The young (up to a few 100 Myr) Sun's environment was completely different from the relatively benign conditions in the present solar system. Although the Zero-Age Main Sequence Sun was 30% fainter than at present, its strongly enhanced magnetic activity generated flares, high-energy radiation, coronal mass ejections, high-energy particle beams and shock waves hundreds to thousands of times more intense and frequent than at present. Such extreme conditions cannot have been without consequences for the young solar system and the habitability of Earth-like planets or planetary moons. High-energy radiation and particle flows are key agents for heating and ionization of gaseous surface layers of protoplanetary disks and upper planetary atmospheres; they are therefore principal drivers of chemical reaction networks and therefore of the production of important chemical compounds (water, organics, pre-biotic molecules etc); heating and ionization drives erosion processes in protoplanetary disks (disk evaporation) and planetary atmospheres (evaporation, sputtering, water dissociation, etc.).
Our project is concerned with systematically addressing the star's pivotal role in making its environment habitable, focusing on a detailed understanding of stellar radiation, winds, and particles anchored in stellar magnetic activity. We will focus on star/planet and star/disk systems on which model hypotheses will be tested through observations (e.g., planet-transit systems). Specifically, we will study
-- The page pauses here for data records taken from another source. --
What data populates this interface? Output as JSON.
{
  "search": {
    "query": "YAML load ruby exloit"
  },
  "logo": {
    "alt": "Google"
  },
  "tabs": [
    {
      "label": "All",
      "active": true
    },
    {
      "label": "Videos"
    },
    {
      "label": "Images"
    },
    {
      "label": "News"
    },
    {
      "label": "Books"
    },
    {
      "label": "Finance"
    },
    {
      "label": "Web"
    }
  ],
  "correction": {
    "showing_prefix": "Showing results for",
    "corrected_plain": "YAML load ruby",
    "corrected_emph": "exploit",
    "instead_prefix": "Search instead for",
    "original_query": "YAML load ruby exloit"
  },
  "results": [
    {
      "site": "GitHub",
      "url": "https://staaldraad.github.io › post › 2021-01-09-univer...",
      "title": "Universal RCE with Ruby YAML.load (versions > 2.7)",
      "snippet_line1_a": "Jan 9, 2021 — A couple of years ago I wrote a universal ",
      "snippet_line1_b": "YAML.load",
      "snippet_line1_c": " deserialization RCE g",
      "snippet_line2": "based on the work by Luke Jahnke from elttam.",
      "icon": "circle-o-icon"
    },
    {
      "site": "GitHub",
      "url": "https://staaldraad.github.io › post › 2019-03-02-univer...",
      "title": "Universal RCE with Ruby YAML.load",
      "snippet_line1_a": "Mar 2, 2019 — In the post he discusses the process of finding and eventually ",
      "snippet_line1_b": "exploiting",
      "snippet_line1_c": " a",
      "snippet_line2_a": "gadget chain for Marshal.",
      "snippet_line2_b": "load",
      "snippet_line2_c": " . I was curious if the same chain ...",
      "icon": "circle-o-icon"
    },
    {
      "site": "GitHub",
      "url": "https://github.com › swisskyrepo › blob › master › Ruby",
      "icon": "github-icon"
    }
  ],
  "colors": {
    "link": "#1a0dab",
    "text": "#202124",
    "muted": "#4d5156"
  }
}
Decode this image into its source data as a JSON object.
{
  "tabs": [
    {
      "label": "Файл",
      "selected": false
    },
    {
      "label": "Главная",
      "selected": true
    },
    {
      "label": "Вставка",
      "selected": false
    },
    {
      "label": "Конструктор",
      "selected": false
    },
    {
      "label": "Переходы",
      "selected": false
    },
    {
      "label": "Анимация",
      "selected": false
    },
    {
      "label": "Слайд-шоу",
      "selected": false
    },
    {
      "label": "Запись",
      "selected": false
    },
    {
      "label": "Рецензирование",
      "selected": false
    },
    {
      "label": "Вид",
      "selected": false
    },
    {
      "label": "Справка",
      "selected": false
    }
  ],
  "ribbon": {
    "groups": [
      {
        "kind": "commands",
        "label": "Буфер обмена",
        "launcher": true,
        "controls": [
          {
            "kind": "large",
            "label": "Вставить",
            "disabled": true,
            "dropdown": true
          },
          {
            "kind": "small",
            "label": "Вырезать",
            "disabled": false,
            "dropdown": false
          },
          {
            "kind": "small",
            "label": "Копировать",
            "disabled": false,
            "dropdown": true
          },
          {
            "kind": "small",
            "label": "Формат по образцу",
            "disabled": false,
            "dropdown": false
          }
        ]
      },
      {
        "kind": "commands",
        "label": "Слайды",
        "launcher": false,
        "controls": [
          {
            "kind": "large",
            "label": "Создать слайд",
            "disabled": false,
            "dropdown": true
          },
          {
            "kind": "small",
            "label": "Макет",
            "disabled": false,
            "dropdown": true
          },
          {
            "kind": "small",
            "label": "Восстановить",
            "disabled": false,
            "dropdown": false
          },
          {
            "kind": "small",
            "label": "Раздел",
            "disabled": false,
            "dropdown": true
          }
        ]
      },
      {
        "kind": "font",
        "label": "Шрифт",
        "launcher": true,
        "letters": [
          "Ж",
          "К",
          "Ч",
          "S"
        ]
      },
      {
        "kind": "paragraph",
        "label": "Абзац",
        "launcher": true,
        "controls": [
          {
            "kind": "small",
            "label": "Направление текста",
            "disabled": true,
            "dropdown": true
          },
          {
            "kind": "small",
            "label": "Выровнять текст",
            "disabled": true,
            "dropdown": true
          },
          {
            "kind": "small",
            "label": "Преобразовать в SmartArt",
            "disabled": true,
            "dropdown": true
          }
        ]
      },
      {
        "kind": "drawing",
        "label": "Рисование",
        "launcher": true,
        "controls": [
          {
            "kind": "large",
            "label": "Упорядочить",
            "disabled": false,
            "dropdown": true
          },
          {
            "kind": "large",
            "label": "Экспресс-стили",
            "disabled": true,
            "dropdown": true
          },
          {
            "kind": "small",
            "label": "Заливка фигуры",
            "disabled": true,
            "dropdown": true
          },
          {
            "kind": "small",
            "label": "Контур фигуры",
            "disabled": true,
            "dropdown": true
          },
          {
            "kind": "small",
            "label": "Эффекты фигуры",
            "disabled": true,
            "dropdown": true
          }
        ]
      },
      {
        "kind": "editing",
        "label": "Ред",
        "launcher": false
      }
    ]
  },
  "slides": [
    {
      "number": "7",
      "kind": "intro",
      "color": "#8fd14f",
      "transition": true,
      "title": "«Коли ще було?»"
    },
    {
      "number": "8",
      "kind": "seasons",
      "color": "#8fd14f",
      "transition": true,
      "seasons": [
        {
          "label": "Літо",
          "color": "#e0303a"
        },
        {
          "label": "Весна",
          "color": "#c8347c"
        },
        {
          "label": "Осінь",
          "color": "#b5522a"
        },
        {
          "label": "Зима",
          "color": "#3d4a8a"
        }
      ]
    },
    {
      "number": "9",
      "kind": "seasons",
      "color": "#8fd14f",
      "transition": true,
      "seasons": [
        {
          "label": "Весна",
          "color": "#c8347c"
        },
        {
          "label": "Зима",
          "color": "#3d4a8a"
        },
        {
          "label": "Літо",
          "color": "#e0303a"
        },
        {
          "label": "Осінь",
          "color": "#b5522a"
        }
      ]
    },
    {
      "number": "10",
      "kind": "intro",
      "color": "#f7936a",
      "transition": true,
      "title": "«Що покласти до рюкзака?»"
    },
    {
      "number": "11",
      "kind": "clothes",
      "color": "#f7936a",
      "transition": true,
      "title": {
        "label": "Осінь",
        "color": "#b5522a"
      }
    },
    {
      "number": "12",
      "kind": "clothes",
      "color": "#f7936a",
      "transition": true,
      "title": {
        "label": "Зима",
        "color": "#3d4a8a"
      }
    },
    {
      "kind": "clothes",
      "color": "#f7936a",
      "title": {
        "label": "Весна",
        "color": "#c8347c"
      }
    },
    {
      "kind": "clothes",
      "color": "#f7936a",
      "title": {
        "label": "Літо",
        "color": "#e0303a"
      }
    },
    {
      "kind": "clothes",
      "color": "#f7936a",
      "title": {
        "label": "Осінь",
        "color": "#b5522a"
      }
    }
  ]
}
- the origin, strength, and distribution of magnetic fields on young stars (including T Tauri stars) as a function of age, mass and spectral type from M dwarfs (and brown dwarfs) to A stars, and extrapolation of surface fields to understand their influence on the stellar environment;
- ionized-wind expansion out to the planetary environments, based on the distribution of surface magnetic fields;
- direct detection of stellar ionized winds or derivation of stringent upper limits;
- the evolution of high-energy photons and particles around young stars, especially related to flares and mass ejections, to infer their crucial influence on planetary atmospheres; and
- planetary plasma and radiation environments as deduced from transit observations.